“Jazz Pharmaceutical,” said Brett Ludwig, member of the team. “It increased about 140 percent over the year.” Other team members were Claire Johnson, Heath Johnson, Judy Isaacson, and Nathan Sturos. Overall, the team invested in twenty stocks and three bonds, employing a value approach in which they focus more on the “here and now, not the future growth,” according to Isaacson.
The team uses different criteria when picking stocks, including price- to-earning, price-to-book value, and how many analysts are following it. “We choose the ones that aren’t being looked at a lot, so we’ll have an advantage over others who might choose those more- popular ones,” Johnson said.
They picked well, having no losing stocks over the year. “We’re glad we didn’t sell Jazz in November, like we were thinking,” said Sturos. Ludwig, Sturos, and Isaacson also ventured to Dayton with the same portfolio, for the annual RISE investment competition.
One major difference compared to other student funds, according to Johnson, is that the APMP teams control all aspects of the money that they have grown, from investment philosophy to asset allocation to asset selection.
“Our students have complete control,” he said. “The Advisory Board hires them, and they make all the decisions, instead of just pitching a stock to experts.

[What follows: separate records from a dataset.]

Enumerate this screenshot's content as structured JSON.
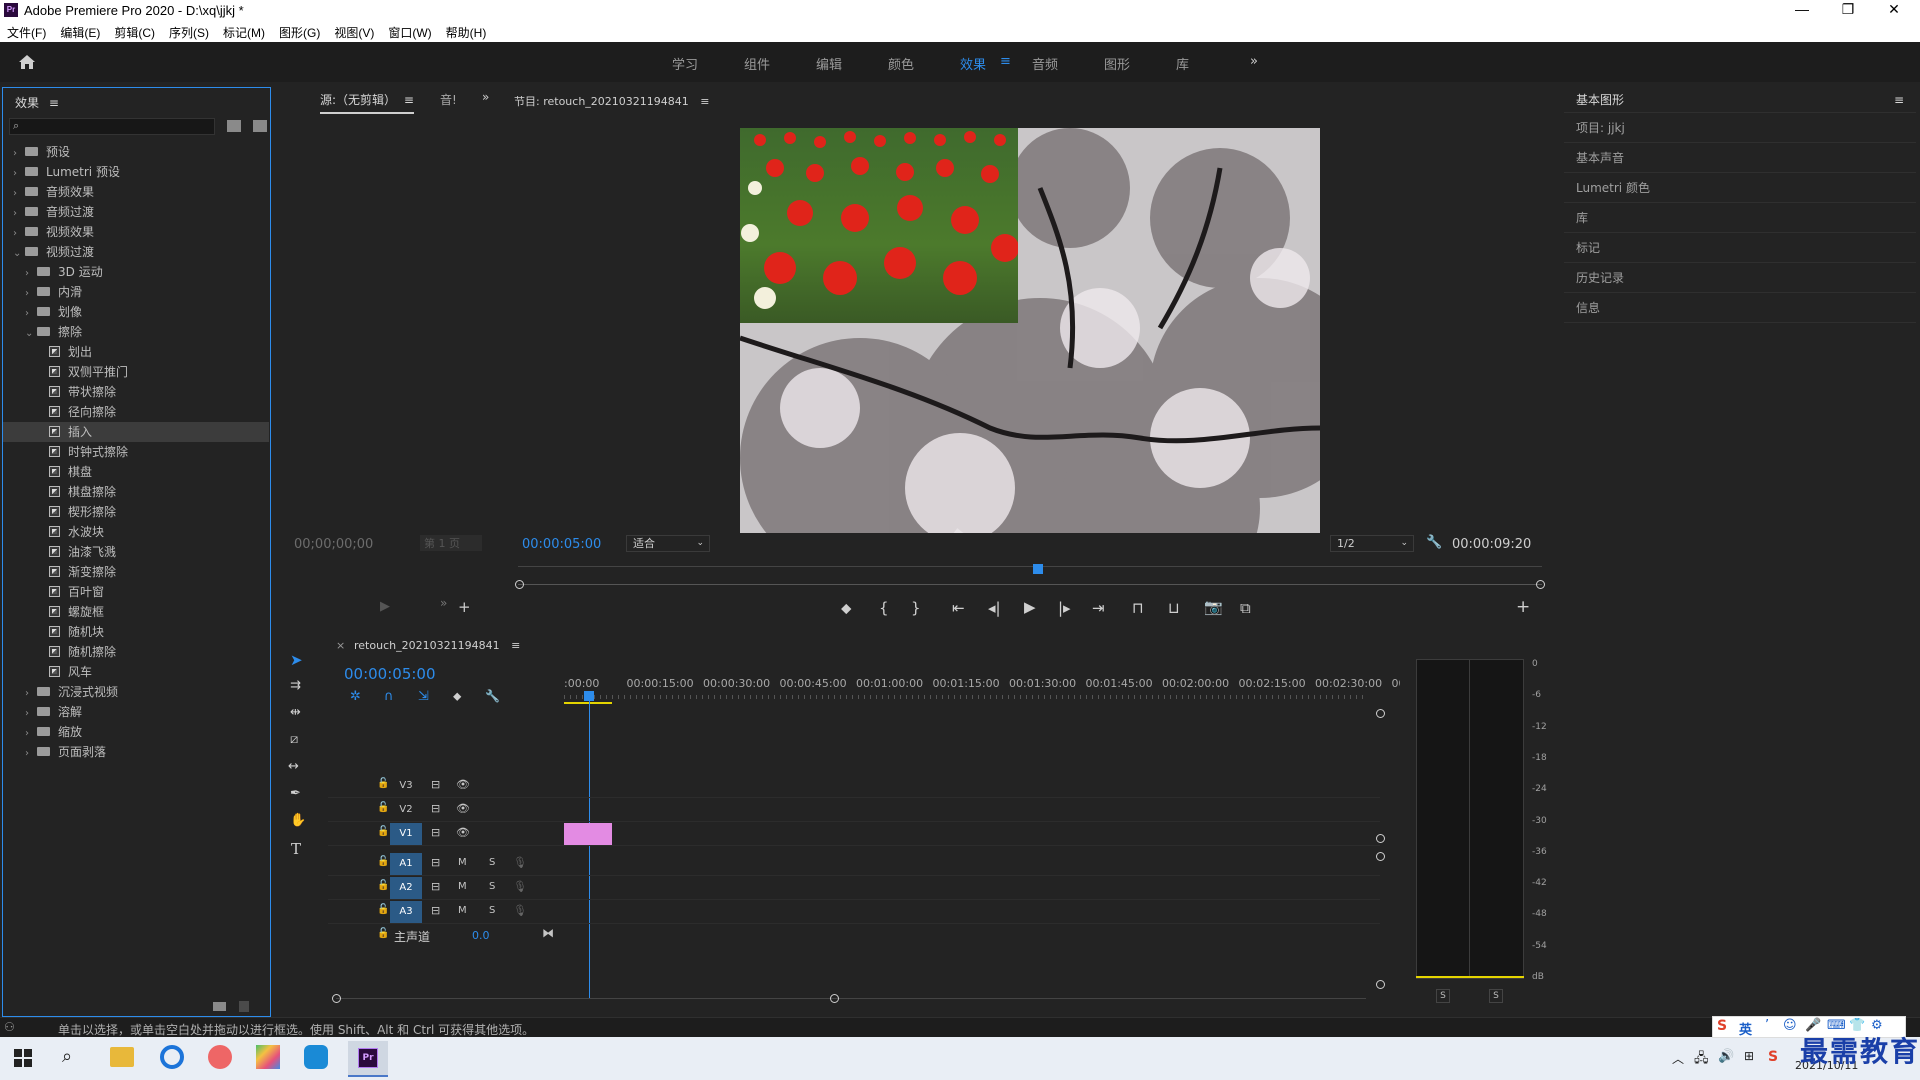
{
  "window": {
    "title": "Adobe Premiere Pro 2020 - D:\\xq\\jjkj *",
    "app_badge": "Pr",
    "minimize": "—",
    "maximize": "❐",
    "close": "✕"
  },
  "menu": [
    "文件(F)",
    "编辑(E)",
    "剪辑(C)",
    "序列(S)",
    "标记(M)",
    "图形(G)",
    "视图(V)",
    "窗口(W)",
    "帮助(H)"
  ],
  "workspaces": {
    "tabs": [
      "学习",
      "组件",
      "编辑",
      "颜色",
      "效果",
      "音频",
      "图形",
      "库"
    ],
    "active": "效果",
    "more": "»"
  },
  "effects_panel": {
    "title": "效果",
    "tree": [
      {
        "label": "预设",
        "type": "folder",
        "indent": 0,
        "arrow": "›"
      },
      {
        "label": "Lumetri 预设",
        "type": "folder",
        "indent": 0,
        "arrow": "›"
      },
      {
        "label": "音频效果",
        "type": "folder",
        "indent": 0,
        "arrow": "›"
      },
      {
        "label": "音频过渡",
        "type": "folder",
        "indent": 0,
        "arrow": "›"
      },
      {
        "label": "视频效果",
        "type": "folder",
        "indent": 0,
        "arrow": "›"
      },
      {
        "label": "视频过渡",
        "type": "folder",
        "indent": 0,
        "arrow": "⌄"
      },
      {
        "label": "3D 运动",
        "type": "folder",
        "indent": 1,
        "arrow": "›"
      },
      {
        "label": "内滑",
        "type": "folder",
        "indent": 1,
        "arrow": "›"
      },
      {
        "label": "划像",
        "type": "folder",
        "indent": 1,
        "arrow": "›"
      },
      {
        "label": "擦除",
        "type": "folder",
        "indent": 1,
        "arrow": "⌄"
      },
      {
        "label": "划出",
        "type": "fx",
        "indent": 2
      },
      {
        "label": "双侧平推门",
        "type": "fx",
        "indent": 2
      },
      {
        "label": "带状擦除",
        "type": "fx",
        "indent": 2
      },
      {
        "label": "径向擦除",
        "type": "fx",
        "indent": 2
      },
      {
        "label": "插入",
        "type": "fx",
        "indent": 2,
        "selected": true
      },
      {
        "label": "时钟式擦除",
        "type": "fx",
        "indent": 2
      },
      {
        "label": "棋盘",
        "type": "fx",
        "indent": 2
      },
      {
        "label": "棋盘擦除",
        "type": "fx",
        "indent": 2
      },
      {
        "label": "楔形擦除",
        "type": "fx",
        "indent": 2
      },
      {
        "label": "水波块",
        "type": "fx",
        "indent": 2
      },
      {
        "label": "油漆飞溅",
        "type": "fx",
        "indent": 2
      },
      {
        "label": "渐变擦除",
        "type": "fx",
        "indent": 2
      },
      {
        "label": "百叶窗",
        "type": "fx",
        "indent": 2
      },
      {
        "label": "螺旋框",
        "type": "fx",
        "indent": 2
      },
      {
        "label": "随机块",
        "type": "fx",
        "indent": 2
      },
      {
        "label": "随机擦除",
        "type": "fx",
        "indent": 2
      },
      {
        "label": "风车",
        "type": "fx",
        "indent": 2
      },
      {
        "label": "沉浸式视频",
        "type": "folder",
        "indent": 1,
        "arrow": "›"
      },
      {
        "label": "溶解",
        "type": "folder",
        "indent": 1,
        "arrow": "›"
      },
      {
        "label": "缩放",
        "type": "folder",
        "indent": 1,
        "arrow": "›"
      },
      {
        "label": "页面剥落",
        "type": "folder",
        "indent": 1,
        "arrow": "›"
      }
    ]
  },
  "source_monitor": {
    "tab": "源:（无剪辑）",
    "tab2": "音!",
    "timecode": "00;00;00;00",
    "page": "第 1 页"
  },
  "program_monitor": {
    "title": "节目: retouch_20210321194841",
    "timecode_in": "00:00:05:00",
    "fit": "适合",
    "resolution": "1/2",
    "duration": "00:00:09:20"
  },
  "timeline": {
    "sequence": "retouch_20210321194841",
    "timecode": "00:00:05:00",
    "ruler": [
      ":00:00",
      "00:00:15:00",
      "00:00:30:00",
      "00:00:45:00",
      "00:01:00:00",
      "00:01:15:00",
      "00:01:30:00",
      "00:01:45:00",
      "00:02:00:00",
      "00:02:15:00",
      "00:02:30:00",
      "00:"
    ],
    "video_tracks": [
      "V3",
      "V2",
      "V1"
    ],
    "audio_tracks": [
      "A1",
      "A2",
      "A3"
    ],
    "master": {
      "label": "主声道",
      "value": "0.0"
    },
    "mute": "M",
    "solo": "S"
  },
  "audio_meter": {
    "scale": [
      "0",
      "-6",
      "-12",
      "-18",
      "-24",
      "-30",
      "-36",
      "-42",
      "-48",
      "-54",
      "dB"
    ],
    "solo_left": "S",
    "solo_right": "S"
  },
  "right_panel": {
    "title": "基本图形",
    "items": [
      "项目: jjkj",
      "基本声音",
      "Lumetri 颜色",
      "库",
      "标记",
      "历史记录",
      "信息"
    ]
  },
  "status_bar": {
    "text": "单击以选择，或单击空白处并拖动以进行框选。使用 Shift、Alt 和 Ctrl 可获得其他选项。"
  },
  "taskbar": {
    "date": "2021/10/11",
    "ime": "英",
    "watermark": "最需教育"
  },
  "colors": {
    "accent": "#2d8ceb",
    "clip": "#e38be3",
    "track_on": "#2b5a86",
    "workspace_underline": "#2d8ceb"
  }
}
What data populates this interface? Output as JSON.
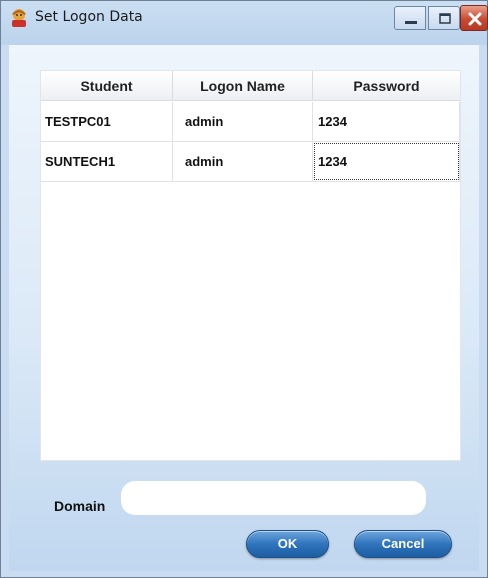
{
  "window": {
    "title": "Set Logon Data"
  },
  "grid": {
    "columns": [
      "Student",
      "Logon Name",
      "Password"
    ],
    "rows": [
      [
        "TESTPC01",
        "admin",
        "1234"
      ],
      [
        "SUNTECH1",
        "admin",
        "1234"
      ]
    ]
  },
  "domain": {
    "label": "Domain",
    "value": ""
  },
  "buttons": {
    "ok": "OK",
    "cancel": "Cancel"
  }
}
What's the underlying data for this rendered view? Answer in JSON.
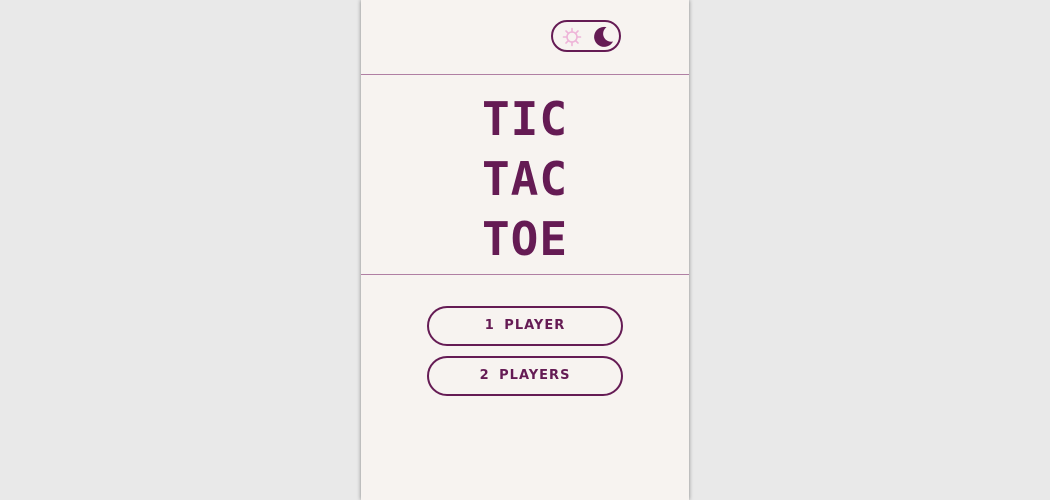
{
  "colors": {
    "accent": "#651b54",
    "sun_icon": "#eeb4d8",
    "background": "#f7f3f0",
    "divider": "#b07fa3",
    "outer_background": "#e9e9e9"
  },
  "header": {
    "theme_toggle": {
      "icons": [
        "sun-icon",
        "moon-icon"
      ],
      "active": "dark"
    }
  },
  "title": {
    "lines": [
      "TIC",
      "TAC",
      "TOE"
    ]
  },
  "menu": {
    "one_player_label": "1 PLAYER",
    "two_players_label": "2 PLAYERS"
  }
}
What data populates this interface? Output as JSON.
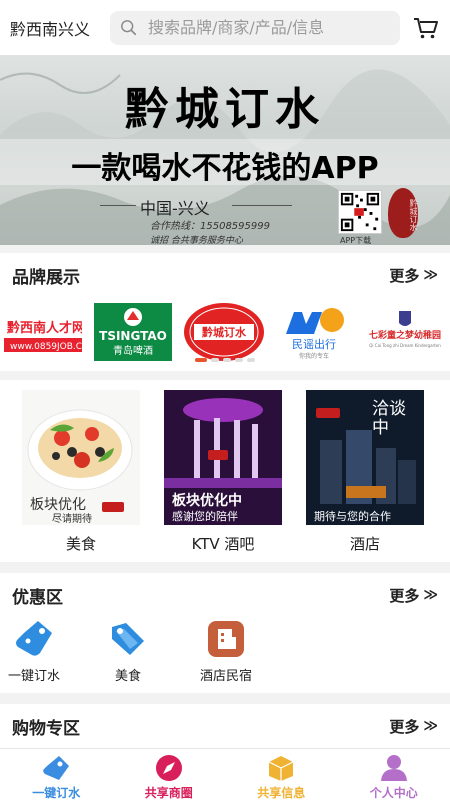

Michigan Technological University is a public research university founded in 1885 in Houghton, Michigan, and is home to more than 7,000 students from 55 countries around the world. Consistently ranked among the best universities in the country for return on investment, Michigan’s flagship technological university offers more than 120 undergraduate and graduate degree programs in science and technology, engineering, computing, forestry, business and economics, health professions, humanities, mathematics, social sciences, and the arts. The rural campus is situated just miles from Lake Superior in Michigan's Upper Peninsula, offering year-round opportunities for outdoor adventure.